(Component data from apps and pages)
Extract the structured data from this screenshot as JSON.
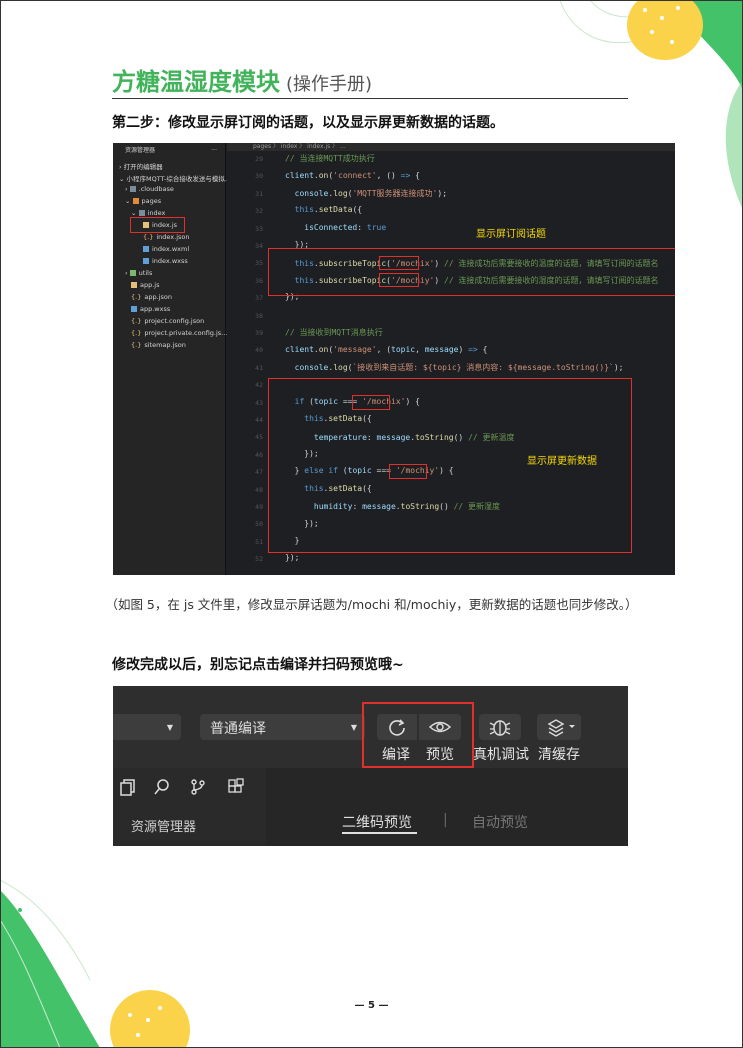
{
  "header": {
    "title": "方糖温湿度模块",
    "subtitle": "(操作手册)"
  },
  "step_heading": "第二步：修改显示屏订阅的话题，以及显示屏更新数据的话题。",
  "editor": {
    "explorer_title": "资源管理器",
    "explorer_dots": "...",
    "tree": [
      {
        "label": "打开的编辑器"
      },
      {
        "label": "小程序MQTT-综合接收发送与模拟..."
      },
      {
        "label": ".cloudbase"
      },
      {
        "label": "pages"
      },
      {
        "label": "index"
      },
      {
        "label": "index.js"
      },
      {
        "label": "index.json"
      },
      {
        "label": "index.wxml"
      },
      {
        "label": "index.wxss"
      },
      {
        "label": "utils"
      },
      {
        "label": "app.js"
      },
      {
        "label": "app.json"
      },
      {
        "label": "app.wxss"
      },
      {
        "label": "project.config.json"
      },
      {
        "label": "project.private.config.js..."
      },
      {
        "label": "sitemap.json"
      }
    ],
    "breadcrumb": "pages 〉 index 〉 index.js 〉 ...",
    "line_numbers": [
      "29",
      "30",
      "31",
      "32",
      "33",
      "34",
      "35",
      "36",
      "37",
      "38",
      "39",
      "40",
      "41",
      "42",
      "43",
      "44",
      "45",
      "46",
      "47",
      "48",
      "49",
      "50",
      "51",
      "52"
    ],
    "annotation_subscribe": "显示屏订阅话题",
    "annotation_update": "显示屏更新数据"
  },
  "caption": "（如图 5，在 js 文件里，修改显示屏话题为/mochi 和/mochiy，更新数据的话题也同步修改。）",
  "step2_heading": "修改完成以后，别忘记点击编译并扫码预览哦~",
  "toolbar": {
    "compile_mode": "普通编译",
    "compile_label": "编译",
    "preview_label": "预览",
    "remote_debug_label": "真机调试",
    "clear_cache_label": "清缓存",
    "explorer_label": "资源管理器",
    "tab_qr": "二维码预览",
    "tab_separator": "|",
    "tab_auto": "自动预览"
  },
  "page_number": "— 5 —"
}
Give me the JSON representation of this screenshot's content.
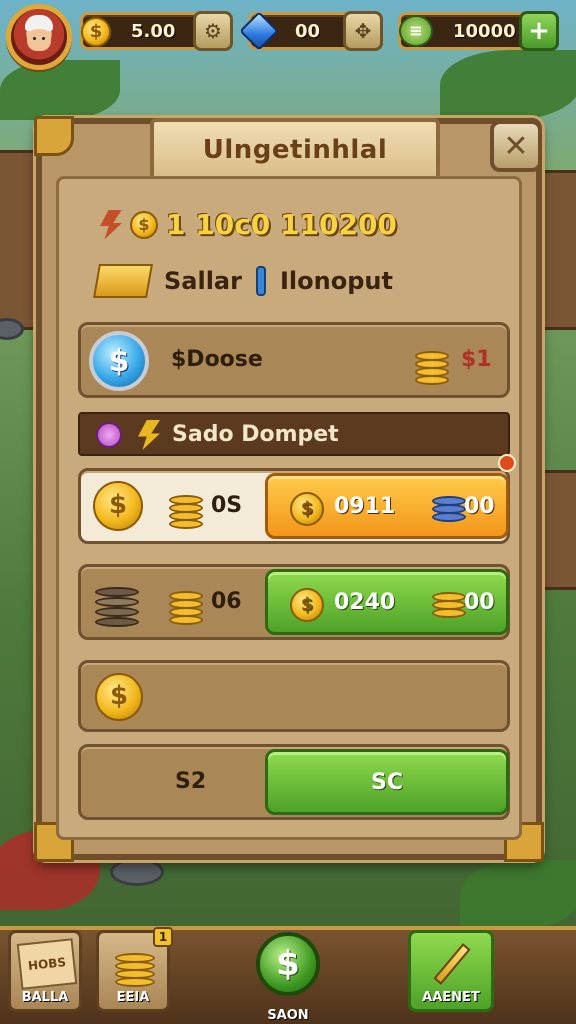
{
  "hud": {
    "coins": "5.00",
    "gems": "00",
    "cash": "10000"
  },
  "dialog": {
    "title": "Ulngetinhlal",
    "stat_line": "1 10c0  110200",
    "subtitle_left": "Sallar",
    "subtitle_right": "Ilonoput",
    "row1": {
      "label": "$Doose",
      "right_value": "$1"
    },
    "band_label": "Sado Dompet",
    "offer1": {
      "left_value": "0S",
      "button_value": "0911",
      "button_extra": "00"
    },
    "offer2": {
      "left_value": "06",
      "button_value": "0240",
      "button_extra": "00"
    },
    "footer": {
      "left_label": "S2",
      "button_label": "SC"
    }
  },
  "bottom_nav": {
    "item1": {
      "label": "BALLA",
      "card_text": "HOBS"
    },
    "item2": {
      "label": "EEIA",
      "badge": "1"
    },
    "center": {
      "label": "SAON"
    },
    "item4": {
      "label": "AAENET"
    }
  },
  "colors": {
    "panel": "#b89668",
    "accent_orange": "#f2961a",
    "accent_green": "#4ea228",
    "coin_gold": "#f3b81c"
  },
  "icons": [
    "avatar",
    "coin-icon",
    "gem-icon",
    "cash-icon",
    "close-icon",
    "bolt-icon",
    "gold-bar-icon",
    "dollar-badge-icon",
    "coin-stack-icon",
    "pencil-icon"
  ]
}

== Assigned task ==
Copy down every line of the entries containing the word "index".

== Result below ==
        "label": "index"
        "label": "index.js"
        "label": "index.json"
        "label": "index.wxml"
        "label": "index.wxss"
    "breadcrumb": "pages 〉 index 〉 index.js 〉 ...",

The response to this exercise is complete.